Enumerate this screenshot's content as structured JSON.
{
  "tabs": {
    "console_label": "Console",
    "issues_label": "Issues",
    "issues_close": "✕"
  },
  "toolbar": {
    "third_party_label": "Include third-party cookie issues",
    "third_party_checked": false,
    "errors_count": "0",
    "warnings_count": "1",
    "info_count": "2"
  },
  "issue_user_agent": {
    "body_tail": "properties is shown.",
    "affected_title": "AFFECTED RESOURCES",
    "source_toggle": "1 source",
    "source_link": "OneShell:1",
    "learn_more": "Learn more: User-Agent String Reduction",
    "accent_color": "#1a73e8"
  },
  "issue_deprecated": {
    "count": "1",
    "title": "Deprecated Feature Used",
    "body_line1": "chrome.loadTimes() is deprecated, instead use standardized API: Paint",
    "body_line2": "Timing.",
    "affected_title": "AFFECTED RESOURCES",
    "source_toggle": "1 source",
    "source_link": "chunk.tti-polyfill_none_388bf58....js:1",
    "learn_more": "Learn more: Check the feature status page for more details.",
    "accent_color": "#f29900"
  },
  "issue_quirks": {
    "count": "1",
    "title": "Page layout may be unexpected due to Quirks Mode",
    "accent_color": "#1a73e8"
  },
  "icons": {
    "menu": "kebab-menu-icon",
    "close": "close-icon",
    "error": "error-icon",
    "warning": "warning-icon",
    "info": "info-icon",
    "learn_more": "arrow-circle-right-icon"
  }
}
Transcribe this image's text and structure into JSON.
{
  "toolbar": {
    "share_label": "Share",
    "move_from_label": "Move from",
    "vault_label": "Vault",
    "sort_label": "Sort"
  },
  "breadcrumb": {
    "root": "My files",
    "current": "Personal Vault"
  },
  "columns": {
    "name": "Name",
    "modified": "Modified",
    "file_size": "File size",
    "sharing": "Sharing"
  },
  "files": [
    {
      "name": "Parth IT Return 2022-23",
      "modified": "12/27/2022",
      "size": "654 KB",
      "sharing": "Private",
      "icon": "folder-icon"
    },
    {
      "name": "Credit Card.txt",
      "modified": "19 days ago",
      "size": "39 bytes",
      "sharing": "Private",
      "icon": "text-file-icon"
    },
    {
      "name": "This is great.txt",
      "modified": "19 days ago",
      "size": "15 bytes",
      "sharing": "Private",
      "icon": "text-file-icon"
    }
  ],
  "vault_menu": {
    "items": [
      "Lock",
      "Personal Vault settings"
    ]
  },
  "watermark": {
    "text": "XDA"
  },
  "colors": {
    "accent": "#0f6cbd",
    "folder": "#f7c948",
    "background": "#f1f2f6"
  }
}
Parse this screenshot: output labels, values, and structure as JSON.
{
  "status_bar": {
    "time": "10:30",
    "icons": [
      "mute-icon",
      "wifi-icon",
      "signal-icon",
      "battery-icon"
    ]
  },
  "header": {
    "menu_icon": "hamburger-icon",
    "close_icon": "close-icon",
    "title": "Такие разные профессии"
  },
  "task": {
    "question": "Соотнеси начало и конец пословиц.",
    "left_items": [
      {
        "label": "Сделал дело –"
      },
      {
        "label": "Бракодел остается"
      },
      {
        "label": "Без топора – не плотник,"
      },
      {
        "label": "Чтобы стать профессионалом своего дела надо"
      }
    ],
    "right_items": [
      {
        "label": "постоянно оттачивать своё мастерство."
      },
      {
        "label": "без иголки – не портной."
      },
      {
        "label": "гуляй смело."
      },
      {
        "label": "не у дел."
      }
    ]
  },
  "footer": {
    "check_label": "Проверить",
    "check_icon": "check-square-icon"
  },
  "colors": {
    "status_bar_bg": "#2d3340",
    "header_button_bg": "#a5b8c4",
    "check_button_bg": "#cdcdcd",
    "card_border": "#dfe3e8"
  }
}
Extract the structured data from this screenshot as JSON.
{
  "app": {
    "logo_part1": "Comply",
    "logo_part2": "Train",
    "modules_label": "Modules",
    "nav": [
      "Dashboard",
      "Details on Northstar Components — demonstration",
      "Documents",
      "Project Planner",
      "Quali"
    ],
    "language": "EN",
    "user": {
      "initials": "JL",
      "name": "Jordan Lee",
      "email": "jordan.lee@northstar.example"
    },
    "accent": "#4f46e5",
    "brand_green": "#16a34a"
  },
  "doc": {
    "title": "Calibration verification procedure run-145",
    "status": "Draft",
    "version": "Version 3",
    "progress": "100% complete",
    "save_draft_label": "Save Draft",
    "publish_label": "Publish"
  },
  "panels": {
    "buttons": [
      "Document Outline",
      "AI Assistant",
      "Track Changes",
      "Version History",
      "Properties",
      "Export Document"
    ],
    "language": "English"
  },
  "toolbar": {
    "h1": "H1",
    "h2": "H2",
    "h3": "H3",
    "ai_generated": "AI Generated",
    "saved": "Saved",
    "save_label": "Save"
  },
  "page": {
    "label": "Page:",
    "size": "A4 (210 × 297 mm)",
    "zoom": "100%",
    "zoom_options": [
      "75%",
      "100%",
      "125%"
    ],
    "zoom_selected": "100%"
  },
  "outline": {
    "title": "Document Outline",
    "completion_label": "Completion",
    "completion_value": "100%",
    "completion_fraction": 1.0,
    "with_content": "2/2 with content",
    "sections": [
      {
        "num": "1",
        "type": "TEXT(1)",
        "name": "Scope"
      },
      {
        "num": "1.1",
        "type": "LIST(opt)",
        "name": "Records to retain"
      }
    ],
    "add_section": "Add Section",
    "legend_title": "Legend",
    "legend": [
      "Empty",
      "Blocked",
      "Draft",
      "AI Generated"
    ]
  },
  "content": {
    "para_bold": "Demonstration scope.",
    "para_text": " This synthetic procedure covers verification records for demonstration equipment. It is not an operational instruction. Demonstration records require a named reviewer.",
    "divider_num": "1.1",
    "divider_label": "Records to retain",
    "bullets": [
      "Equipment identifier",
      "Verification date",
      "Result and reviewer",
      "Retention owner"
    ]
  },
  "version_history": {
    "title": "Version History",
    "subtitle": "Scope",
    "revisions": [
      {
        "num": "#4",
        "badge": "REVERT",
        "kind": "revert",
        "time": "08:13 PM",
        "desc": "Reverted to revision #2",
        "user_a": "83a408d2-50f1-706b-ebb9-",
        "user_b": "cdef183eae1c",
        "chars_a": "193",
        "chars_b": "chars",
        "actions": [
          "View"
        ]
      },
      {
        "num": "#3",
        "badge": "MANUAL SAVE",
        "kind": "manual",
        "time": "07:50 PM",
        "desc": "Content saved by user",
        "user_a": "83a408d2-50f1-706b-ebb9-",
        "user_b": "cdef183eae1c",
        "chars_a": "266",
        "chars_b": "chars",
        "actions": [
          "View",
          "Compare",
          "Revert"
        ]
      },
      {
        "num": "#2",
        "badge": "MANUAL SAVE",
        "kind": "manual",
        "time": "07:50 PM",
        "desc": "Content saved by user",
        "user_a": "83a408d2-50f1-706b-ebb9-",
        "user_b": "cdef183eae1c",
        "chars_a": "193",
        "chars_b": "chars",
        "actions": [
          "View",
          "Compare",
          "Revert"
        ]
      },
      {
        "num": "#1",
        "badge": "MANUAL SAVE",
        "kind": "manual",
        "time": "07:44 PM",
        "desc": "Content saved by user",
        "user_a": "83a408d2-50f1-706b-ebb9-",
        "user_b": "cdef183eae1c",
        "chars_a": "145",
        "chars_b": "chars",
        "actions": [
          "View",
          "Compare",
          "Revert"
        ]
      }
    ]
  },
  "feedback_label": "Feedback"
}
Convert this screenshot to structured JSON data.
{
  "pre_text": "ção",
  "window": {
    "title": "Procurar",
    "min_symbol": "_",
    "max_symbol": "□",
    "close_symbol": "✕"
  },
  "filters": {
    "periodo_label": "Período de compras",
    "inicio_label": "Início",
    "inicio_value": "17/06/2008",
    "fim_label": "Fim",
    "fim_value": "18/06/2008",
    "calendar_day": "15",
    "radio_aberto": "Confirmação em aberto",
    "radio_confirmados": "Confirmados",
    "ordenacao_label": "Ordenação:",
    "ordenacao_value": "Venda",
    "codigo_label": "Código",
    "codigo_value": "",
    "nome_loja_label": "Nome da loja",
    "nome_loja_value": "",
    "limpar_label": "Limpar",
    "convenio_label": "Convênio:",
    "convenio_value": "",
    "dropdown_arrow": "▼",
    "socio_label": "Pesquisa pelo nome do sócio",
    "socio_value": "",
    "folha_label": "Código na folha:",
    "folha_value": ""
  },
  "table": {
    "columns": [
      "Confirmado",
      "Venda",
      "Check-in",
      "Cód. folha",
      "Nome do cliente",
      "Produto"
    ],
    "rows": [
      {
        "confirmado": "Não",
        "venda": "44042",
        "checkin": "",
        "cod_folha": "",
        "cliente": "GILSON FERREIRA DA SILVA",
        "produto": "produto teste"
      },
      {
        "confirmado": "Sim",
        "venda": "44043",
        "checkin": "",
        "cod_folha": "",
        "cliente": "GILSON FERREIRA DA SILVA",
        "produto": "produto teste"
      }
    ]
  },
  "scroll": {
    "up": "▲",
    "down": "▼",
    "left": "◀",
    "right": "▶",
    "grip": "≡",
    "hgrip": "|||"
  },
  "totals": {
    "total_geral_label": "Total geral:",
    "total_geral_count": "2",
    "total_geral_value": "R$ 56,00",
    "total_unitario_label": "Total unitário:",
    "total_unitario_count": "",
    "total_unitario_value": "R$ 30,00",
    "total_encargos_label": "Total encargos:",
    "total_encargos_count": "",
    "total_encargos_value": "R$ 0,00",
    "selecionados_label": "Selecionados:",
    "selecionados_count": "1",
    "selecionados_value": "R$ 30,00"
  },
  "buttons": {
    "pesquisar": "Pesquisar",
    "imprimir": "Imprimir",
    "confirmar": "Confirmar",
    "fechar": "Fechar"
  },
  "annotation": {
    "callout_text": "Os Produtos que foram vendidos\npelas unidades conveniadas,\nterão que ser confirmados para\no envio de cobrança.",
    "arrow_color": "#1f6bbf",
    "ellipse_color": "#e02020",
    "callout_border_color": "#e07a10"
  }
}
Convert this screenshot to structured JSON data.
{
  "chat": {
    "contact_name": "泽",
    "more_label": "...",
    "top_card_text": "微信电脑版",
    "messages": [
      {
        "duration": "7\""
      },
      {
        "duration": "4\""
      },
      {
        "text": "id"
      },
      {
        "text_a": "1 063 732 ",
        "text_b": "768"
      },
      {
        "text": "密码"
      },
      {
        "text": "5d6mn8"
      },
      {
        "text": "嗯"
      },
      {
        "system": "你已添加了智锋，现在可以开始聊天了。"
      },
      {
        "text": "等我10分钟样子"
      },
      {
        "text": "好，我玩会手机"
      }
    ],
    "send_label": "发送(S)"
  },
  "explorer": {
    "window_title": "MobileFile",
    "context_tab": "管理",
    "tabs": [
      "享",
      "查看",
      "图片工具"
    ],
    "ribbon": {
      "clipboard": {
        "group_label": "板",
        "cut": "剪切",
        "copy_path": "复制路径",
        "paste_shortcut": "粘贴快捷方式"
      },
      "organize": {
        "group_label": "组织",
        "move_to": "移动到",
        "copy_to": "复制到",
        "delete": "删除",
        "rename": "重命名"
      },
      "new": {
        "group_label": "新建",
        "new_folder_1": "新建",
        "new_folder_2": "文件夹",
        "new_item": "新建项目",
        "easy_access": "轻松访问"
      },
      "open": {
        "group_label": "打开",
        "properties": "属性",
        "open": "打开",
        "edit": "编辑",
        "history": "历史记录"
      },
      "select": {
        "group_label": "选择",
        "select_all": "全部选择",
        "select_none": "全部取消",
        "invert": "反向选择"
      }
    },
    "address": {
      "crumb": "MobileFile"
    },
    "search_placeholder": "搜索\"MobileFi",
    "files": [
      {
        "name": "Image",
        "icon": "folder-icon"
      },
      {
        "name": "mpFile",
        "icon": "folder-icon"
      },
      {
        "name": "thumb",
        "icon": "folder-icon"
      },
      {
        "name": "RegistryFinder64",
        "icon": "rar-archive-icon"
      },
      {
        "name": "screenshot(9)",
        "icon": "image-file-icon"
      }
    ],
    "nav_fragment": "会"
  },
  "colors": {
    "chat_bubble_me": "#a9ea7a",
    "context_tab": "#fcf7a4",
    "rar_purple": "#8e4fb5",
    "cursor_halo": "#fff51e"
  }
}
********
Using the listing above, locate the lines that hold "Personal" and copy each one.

    "current": "Personal Vault"
      "Personal Vault settings"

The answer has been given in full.